Aim of the exercise: Give back the full set of entries exactly, keeping each line intact.

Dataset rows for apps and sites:
· · · · ·

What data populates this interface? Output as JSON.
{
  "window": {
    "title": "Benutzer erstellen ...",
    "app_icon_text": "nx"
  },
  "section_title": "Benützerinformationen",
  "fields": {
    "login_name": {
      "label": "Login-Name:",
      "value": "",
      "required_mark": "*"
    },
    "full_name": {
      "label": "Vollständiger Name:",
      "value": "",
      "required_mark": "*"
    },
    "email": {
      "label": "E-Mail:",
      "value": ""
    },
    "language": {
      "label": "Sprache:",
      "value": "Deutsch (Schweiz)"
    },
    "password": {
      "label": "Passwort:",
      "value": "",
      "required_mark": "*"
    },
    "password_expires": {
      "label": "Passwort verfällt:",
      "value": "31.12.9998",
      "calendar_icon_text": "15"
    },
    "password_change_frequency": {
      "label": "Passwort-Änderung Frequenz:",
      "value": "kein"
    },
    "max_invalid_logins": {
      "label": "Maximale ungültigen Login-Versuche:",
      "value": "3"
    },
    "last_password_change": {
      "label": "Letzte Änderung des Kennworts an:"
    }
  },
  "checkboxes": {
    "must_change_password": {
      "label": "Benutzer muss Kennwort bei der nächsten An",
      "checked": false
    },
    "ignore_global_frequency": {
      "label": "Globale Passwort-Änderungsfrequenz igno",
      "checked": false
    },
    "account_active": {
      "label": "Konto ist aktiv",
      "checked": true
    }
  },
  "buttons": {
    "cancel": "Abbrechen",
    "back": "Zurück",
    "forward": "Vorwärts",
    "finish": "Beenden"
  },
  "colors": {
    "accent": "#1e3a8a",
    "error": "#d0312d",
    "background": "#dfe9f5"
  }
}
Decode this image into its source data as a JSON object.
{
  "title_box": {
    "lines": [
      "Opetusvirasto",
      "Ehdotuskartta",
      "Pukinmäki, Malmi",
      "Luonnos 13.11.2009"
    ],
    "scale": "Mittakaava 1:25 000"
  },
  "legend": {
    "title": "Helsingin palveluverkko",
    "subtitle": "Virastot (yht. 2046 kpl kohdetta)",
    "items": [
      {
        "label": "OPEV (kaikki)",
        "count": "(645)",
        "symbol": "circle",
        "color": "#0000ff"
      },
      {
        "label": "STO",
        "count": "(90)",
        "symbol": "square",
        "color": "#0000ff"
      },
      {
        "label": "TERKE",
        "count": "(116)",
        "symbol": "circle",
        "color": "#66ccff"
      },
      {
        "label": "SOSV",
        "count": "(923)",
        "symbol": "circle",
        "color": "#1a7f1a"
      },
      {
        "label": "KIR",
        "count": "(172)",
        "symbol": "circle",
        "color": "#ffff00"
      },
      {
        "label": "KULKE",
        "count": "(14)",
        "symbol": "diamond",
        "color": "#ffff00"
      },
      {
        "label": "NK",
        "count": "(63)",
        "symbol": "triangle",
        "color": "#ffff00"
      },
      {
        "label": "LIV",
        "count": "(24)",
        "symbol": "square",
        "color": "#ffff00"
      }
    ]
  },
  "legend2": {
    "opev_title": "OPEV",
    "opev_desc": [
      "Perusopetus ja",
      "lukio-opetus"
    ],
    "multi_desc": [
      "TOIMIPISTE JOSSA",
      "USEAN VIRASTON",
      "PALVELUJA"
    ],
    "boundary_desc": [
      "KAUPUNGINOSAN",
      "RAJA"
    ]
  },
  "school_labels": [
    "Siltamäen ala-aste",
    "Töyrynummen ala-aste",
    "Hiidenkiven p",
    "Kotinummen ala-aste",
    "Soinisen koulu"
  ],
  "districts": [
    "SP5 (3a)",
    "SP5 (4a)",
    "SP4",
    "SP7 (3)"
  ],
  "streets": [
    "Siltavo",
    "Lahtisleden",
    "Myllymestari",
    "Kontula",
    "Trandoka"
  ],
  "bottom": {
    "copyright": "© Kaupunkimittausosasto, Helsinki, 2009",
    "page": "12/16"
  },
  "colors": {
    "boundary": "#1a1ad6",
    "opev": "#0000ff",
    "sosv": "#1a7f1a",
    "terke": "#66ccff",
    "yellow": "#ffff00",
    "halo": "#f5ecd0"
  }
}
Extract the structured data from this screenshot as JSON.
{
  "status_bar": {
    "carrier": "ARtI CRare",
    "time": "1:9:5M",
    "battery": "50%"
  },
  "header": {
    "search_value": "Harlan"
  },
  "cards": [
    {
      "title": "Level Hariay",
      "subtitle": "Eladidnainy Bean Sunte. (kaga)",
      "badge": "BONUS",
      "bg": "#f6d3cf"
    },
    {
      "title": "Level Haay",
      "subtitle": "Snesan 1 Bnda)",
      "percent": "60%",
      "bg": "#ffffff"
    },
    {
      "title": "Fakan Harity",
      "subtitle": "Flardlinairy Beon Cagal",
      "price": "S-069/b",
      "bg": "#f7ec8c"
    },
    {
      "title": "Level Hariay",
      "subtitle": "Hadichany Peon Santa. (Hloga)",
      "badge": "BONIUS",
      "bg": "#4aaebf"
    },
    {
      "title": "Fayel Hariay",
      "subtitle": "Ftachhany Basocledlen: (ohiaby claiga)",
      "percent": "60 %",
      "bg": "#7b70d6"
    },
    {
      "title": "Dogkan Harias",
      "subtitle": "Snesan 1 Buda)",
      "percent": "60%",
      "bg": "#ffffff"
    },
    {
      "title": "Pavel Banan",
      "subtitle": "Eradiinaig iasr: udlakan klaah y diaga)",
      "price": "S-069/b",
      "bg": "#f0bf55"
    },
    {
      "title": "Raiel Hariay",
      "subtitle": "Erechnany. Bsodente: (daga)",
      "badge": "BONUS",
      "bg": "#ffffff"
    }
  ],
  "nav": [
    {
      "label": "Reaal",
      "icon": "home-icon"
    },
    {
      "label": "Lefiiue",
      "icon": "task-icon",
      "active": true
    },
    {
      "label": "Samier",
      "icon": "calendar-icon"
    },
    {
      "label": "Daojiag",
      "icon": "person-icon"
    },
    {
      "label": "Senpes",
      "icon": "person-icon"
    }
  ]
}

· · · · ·

Response for this exercise:
What data populates this interface? Output as JSON.
{
  "window": {
    "title": "Benutzer erstellen ...",
    "app_icon_text": "nx"
  },
  "section_title": "Benützerinformationen",
  "fields": {
    "login_name": {
      "label": "Login-Name:",
      "value": "",
      "required_mark": "*"
    },
    "full_name": {
      "label": "Vollständiger Name:",
      "value": "",
      "required_mark": "*"
    },
    "email": {
      "label": "E-Mail:",
      "value": ""
    },
    "language": {
      "label": "Sprache:",
      "value": "Deutsch (Schweiz)"
    },
    "password": {
      "label": "Passwort:",
      "value": "",
      "required_mark": "*"
    },
    "password_expires": {
      "label": "Passwort verfällt:",
      "value": "31.12.9998",
      "calendar_icon_text": "15"
    },
    "password_change_frequency": {
      "label": "Passwort-Änderung Frequenz:",
      "value": "kein"
    },
    "max_invalid_logins": {
      "label": "Maximale ungültigen Login-Versuche:",
      "value": "3"
    },
    "last_password_change": {
      "label": "Letzte Änderung des Kennworts an:"
    }
  },
  "checkboxes": {
    "must_change_password": {
      "label": "Benutzer muss Kennwort bei der nächsten An",
      "checked": false
    },
    "ignore_global_frequency": {
      "label": "Globale Passwort-Änderungsfrequenz igno",
      "checked": false
    },
    "account_active": {
      "label": "Konto ist aktiv",
      "checked": true
    }
  },
  "buttons": {
    "cancel": "Abbrechen",
    "back": "Zurück",
    "forward": "Vorwärts",
    "finish": "Beenden"
  },
  "colors": {
    "accent": "#1e3a8a",
    "error": "#d0312d",
    "background": "#dfe9f5"
  }
}
Decode this image into its source data as a JSON object.
{
  "title_box": {
    "lines": [
      "Opetusvirasto",
      "Ehdotuskartta",
      "Pukinmäki, Malmi",
      "Luonnos 13.11.2009"
    ],
    "scale": "Mittakaava 1:25 000"
  },
  "legend": {
    "title": "Helsingin palveluverkko",
    "subtitle": "Virastot (yht. 2046 kpl kohdetta)",
    "items": [
      {
        "label": "OPEV (kaikki)",
        "count": "(645)",
        "symbol": "circle",
        "color": "#0000ff"
      },
      {
        "label": "STO",
        "count": "(90)",
        "symbol": "square",
        "color": "#0000ff"
      },
      {
        "label": "TERKE",
        "count": "(116)",
        "symbol": "circle",
        "color": "#66ccff"
      },
      {
        "label": "SOSV",
        "count": "(923)",
        "symbol": "circle",
        "color": "#1a7f1a"
      },
      {
        "label": "KIR",
        "count": "(172)",
        "symbol": "circle",
        "color": "#ffff00"
      },
      {
        "label": "KULKE",
        "count": "(14)",
        "symbol": "diamond",
        "color": "#ffff00"
      },
      {
        "label": "NK",
        "count": "(63)",
        "symbol": "triangle",
        "color": "#ffff00"
      },
      {
        "label": "LIV",
        "count": "(24)",
        "symbol": "square",
        "color": "#ffff00"
      }
    ]
  },
  "legend2": {
    "opev_title": "OPEV",
    "opev_desc": [
      "Perusopetus ja",
      "lukio-opetus"
    ],
    "multi_desc": [
      "TOIMIPISTE JOSSA",
      "USEAN VIRASTON",
      "PALVELUJA"
    ],
    "boundary_desc": [
      "KAUPUNGINOSAN",
      "RAJA"
    ]
  },
  "school_labels": [
    "Siltamäen ala-aste",
    "Töyrynummen ala-aste",
    "Hiidenkiven p",
    "Kotinummen ala-aste",
    "Soinisen koulu"
  ],
  "districts": [
    "SP5 (3a)",
    "SP5 (4a)",
    "SP4",
    "SP7 (3)"
  ],
  "streets": [
    "Siltavo",
    "Lahtisleden",
    "Myllymestari",
    "Kontula",
    "Trandoka"
  ],
  "bottom": {
    "copyright": "© Kaupunkimittausosasto, Helsinki, 2009",
    "page": "12/16"
  },
  "colors": {
    "boundary": "#1a1ad6",
    "opev": "#0000ff",
    "sosv": "#1a7f1a",
    "terke": "#66ccff",
    "yellow": "#ffff00",
    "halo": "#f5ecd0"
  }
}
Extract the structured data from this screenshot as JSON.
{
  "status_bar": {
    "carrier": "ARtI CRare",
    "time": "1:9:5M",
    "battery": "50%"
  },
  "header": {
    "search_value": "Harlan"
  },
  "cards": [
    {
      "title": "Level Hariay",
      "subtitle": "Eladidnainy Bean Sunte. (kaga)",
      "badge": "BONUS",
      "bg": "#f6d3cf"
    },
    {
      "title": "Level Haay",
      "subtitle": "Snesan 1 Bnda)",
      "percent": "60%",
      "bg": "#ffffff"
    },
    {
      "title": "Fakan Harity",
      "subtitle": "Flardlinairy Beon Cagal",
      "price": "S-069/b",
      "bg": "#f7ec8c"
    },
    {
      "title": "Level Hariay",
      "subtitle": "Hadichany Peon Santa. (Hloga)",
      "badge": "BONIUS",
      "bg": "#4aaebf"
    },
    {
      "title": "Fayel Hariay",
      "subtitle": "Ftachhany Basocledlen: (ohiaby claiga)",
      "percent": "60 %",
      "bg": "#7b70d6"
    },
    {
      "title": "Dogkan Harias",
      "subtitle": "Snesan 1 Buda)",
      "percent": "60%",
      "bg": "#ffffff"
    },
    {
      "title": "Pavel Banan",
      "subtitle": "Eradiinaig iasr: udlakan klaah y diaga)",
      "price": "S-069/b",
      "bg": "#f0bf55"
    },
    {
      "title": "Raiel Hariay",
      "subtitle": "Erechnany. Bsodente: (daga)",
      "badge": "BONUS",
      "bg": "#ffffff"
    }
  ],
  "nav": [
    {
      "label": "Reaal",
      "icon": "home-icon"
    },
    {
      "label": "Lefiiue",
      "icon": "task-icon",
      "active": true
    },
    {
      "label": "Samier",
      "icon": "calendar-icon"
    },
    {
      "label": "Daojiag",
      "icon": "person-icon"
    },
    {
      "label": "Senpes",
      "icon": "person-icon"
    }
  ]
}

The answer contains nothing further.